Pasco County is seeing a surge in coronavirus cases. One public health official says the reason is multi-faceted, but includes snowbirds bringing back infections from their home states, and conservative distrust of government and scientists.

Cases of the coronavirus are rising at an alarming rate in Pasco County, a region that was once spared from other surges.

Other rural counties, like Hernando and Polk, are also seeing cases surge.

On Friday, Pasco reported 327 new cases -- the most reported by the county on a single day. It came during a week that also saw a record high of 1,212 cases, which is roughly double the weekly average in Pasco just one month ago.

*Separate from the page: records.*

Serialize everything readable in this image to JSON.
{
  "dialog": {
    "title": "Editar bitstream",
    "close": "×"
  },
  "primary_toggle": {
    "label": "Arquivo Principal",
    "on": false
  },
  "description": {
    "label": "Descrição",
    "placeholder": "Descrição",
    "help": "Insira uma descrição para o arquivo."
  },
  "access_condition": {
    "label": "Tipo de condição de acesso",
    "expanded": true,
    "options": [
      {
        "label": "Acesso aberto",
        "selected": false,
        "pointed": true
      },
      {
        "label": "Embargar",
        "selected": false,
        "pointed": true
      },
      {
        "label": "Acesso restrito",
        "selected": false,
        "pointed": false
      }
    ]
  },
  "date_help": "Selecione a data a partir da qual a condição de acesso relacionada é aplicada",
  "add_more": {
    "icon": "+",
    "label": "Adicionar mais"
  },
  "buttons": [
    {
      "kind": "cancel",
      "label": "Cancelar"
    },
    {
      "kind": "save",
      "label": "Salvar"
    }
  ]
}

Though the reasons for the surge are likely multi-faceted, snowbirds could be contributing to the problem, said Jay Wolfson, Associate Vice President for Health Law, Policy and Safety at the University of South Florida.

"There was a lot of in transit to Pasco from folks coming down from Michigan, from Wisconsin from Illinois, Pennsylvania. So I think that's part of it,” Wolfson said.

He said there’s already a large retired population in Pasco County.

Wolfson also said the politicization of science has complicated the issue.

“It's a conservative community. And there's a great deal of distrust in government. There's a tremendous amount of disaffection for whether the FDA and the CDC are doing anything that has value for them.”

“Individuals and families who have been affected by COVID become loud voices for protection, but the bulk of the population is still conservative Republican questioning the role of government and following the advice of some of their political leaders and even some of their religious leaders.”

Meanwhile, leaders and health officials will continue public health campaigns that encourage people to wear masks and physically distance themselves from others.

“It's tough to push back against closely and deeply held beliefs. And I've learned years ago that if I try doing that, all I do is get people to dig their heels into the ground further, and makes it more difficult for them to change their behaviors, even in the face of facts,” Wolfson said.

More than 300 Pasco residents have died from the coronavirus and more than 20,000 deaths have been recorded in the state.

I took my first photography class when I was 11. My stepmom begged a local group to let me into the adults-only class, and armed with a 35 mm disposable camera, I started my journey toward multimedia journalism.